These are the recipes you were supposed to get over the course of the past week or so.  They got lost in WLW/WP limbo somehow.

Do YOU have a favorite way to use ginger that you care to share?  I would love to try a new recipe!

Don’t forget to sign up for my Occasional Newsletter!  You’ll get email only goodies from time to time as well as receive info and recipes before they are posted on the blog.  Occasionally there might even be newsletter only giveaways/news.  So don’t miss out!!  Sign up today!


7 responses to “Herb of the Month Recipes: Ginger Root

  1. “..and never go above that amount for the cayenne”
    As a born again Chili Head, I have say this…you sissy! And while on the subject of cayenne in drinks, try adding some in hot chocolate…only a nip if you must, but I like more 🙂

    I LOVE LOVE LOVE the idea of making my own ginger “ale”, I’ve got to try this soon. Thanks for the motivation…and keep on doing what you do!


    • HAHA!! Yea I’m a sissy about it. But in my defense it DOES already have some heat from the ginger. LOL! And yes, we had lots of hot chocolate last year with cayenne ~ OMG LOVED IT!!!!!!

  2. I’ve been wanting to do a ginger bug, but I’m nervous about it. I always flavor my kombucha with ginger juice and it’s amazing!

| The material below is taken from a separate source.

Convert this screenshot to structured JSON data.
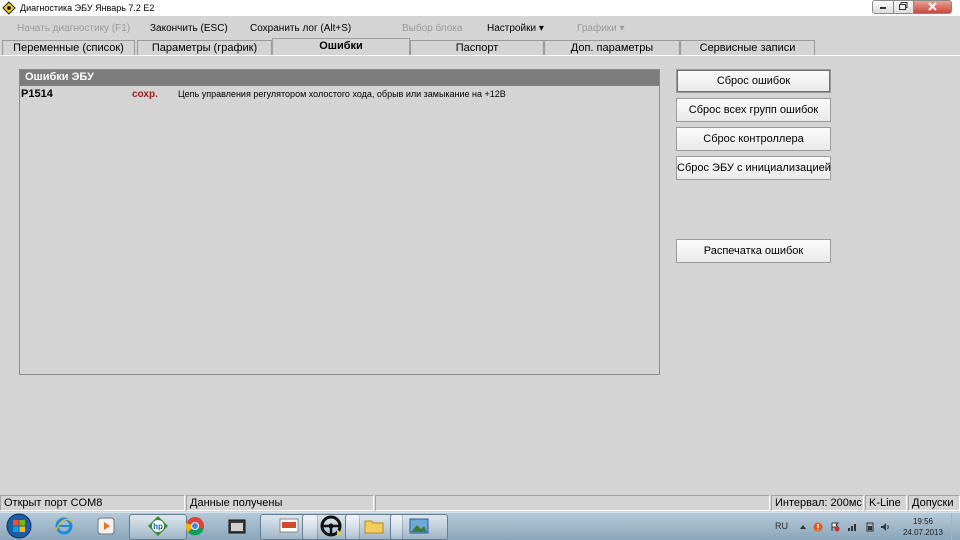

  3. Hi, Heather, new to your blog. I’m on Repairvite diet, a more restricted paleo to heal leaky guts of which I’ve had one for more than 20 years. Fermented foods are a big part of this diet, so I’m learning about fermenting. Just made your ginger tea and while it was still brewing, strained out a cup and added my Yogi kambucha tea bag, then steeped it for 6 min. It is so much better than my previous method of just mottling some ginger in the cup with the kambucha. Thanks so much for this recipe.
    Do I understand correctly that you let the tea just sit out, even overnight? I assume you would turn the burner off overnight, but I would tend to refrigerate the leftover tea.

    • Well hey there, Judy! Thanks for checking out my blog, I’m so glad to have you around. 🙂 I haven’t yet heard of that diet. I’ll certainly read up on it now that I do. Yes, I usually just leave the tea out and turn the burner off at night. Since it simmers most of the day and there’s no dairy or any sort of meat or oilyness to it, I don’t worry too much about it going rancid. The water gets refreshed often during the day as I’m drinking. And most of the plant material in it gets replaced the 2nd day (sometimes once during the first day depending on how much I drink throughout the day).

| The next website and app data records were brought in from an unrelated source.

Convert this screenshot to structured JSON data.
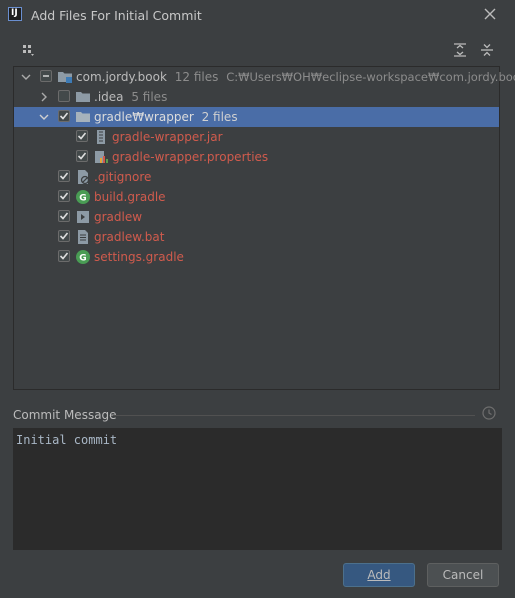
{
  "window": {
    "title": "Add Files For Initial Commit",
    "app_icon_letter": "IJ"
  },
  "tree": {
    "root": {
      "name": "com.jordy.book",
      "count": "12 files",
      "path": "C:₩Users₩OH₩eclipse-workspace₩com.jordy.book"
    },
    "items": [
      {
        "name": ".idea",
        "count": "5 files"
      },
      {
        "name": "gradle₩wrapper",
        "count": "2 files"
      },
      {
        "name": "gradle-wrapper.jar"
      },
      {
        "name": "gradle-wrapper.properties"
      },
      {
        "name": ".gitignore"
      },
      {
        "name": "build.gradle"
      },
      {
        "name": "gradlew"
      },
      {
        "name": "gradlew.bat"
      },
      {
        "name": "settings.gradle"
      }
    ]
  },
  "commit": {
    "label": "Commit Message",
    "value": "Initial commit"
  },
  "buttons": {
    "add": "Add",
    "cancel": "Cancel"
  },
  "colors": {
    "selection": "#4a6da7",
    "unversioned_file": "#d05b4d",
    "primary_button": "#365880"
  }
}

      Thanks for the recipe for your pickled ginger! I’m gonna jot it down and give it a try this coming week. Can’t wait, I love trying new foods especially the fermented ones. 😉

  4. So far, my favorite way to use ginger is to pickle it with my recipe: 3/4 cup peeled, shaved ginger. Add 1 Tbsp. good sea salt. Mix well, let sit for 1/2 hour. Rinse and drain, then add softened ginger to small (8 oz. or less) jar
    with 1-1/2 tsp. natural cane sugar and 1/4 tsp. sea salt. Fill jar with organic well-shaken, unrefined, unfiltered apple cider vinegar. Cover tightly and refrigerate for 3 weeks.
    Ginger-garlic dressing: Finely chop 1 Tbsp. or more of pickled ginger, 1 nice sized clove of fermented garlic, 2 tsp. organic maple syrup, 1/2 tsp. Dijon mustard, 1 tsp. sea salt, 1/4 tsp. white pepper. (Adjust flavorings to your liking.) Add 1/3 cup apple cider vinegar and whisk, stir or shake to combine. Whisk in 1/2 cup extra virgin olive oil, first cold pressed. I usually chop more of the ginger and garlic to add to the salad before it toss with this dressing. If I ever stop feeling overwhelmed with all my dietary changes I may get back to blogging and post this recipe myself. It’s so delicious — can’t seem to get enough ginger!

Leave a Reply

Fill in your details below or click an icon to log in:

WordPress.com Logo

You are commenting using your WordPress.com account. Log Out /  Change )

Google+ photo

You are commenting using your Google+ account. Log Out /  Change )

Twitter picture

You are commenting using your Twitter account. Log Out /  Change )

Facebook photo

You are commenting using your Facebook account. Log Out /  Change )


Connecting to %s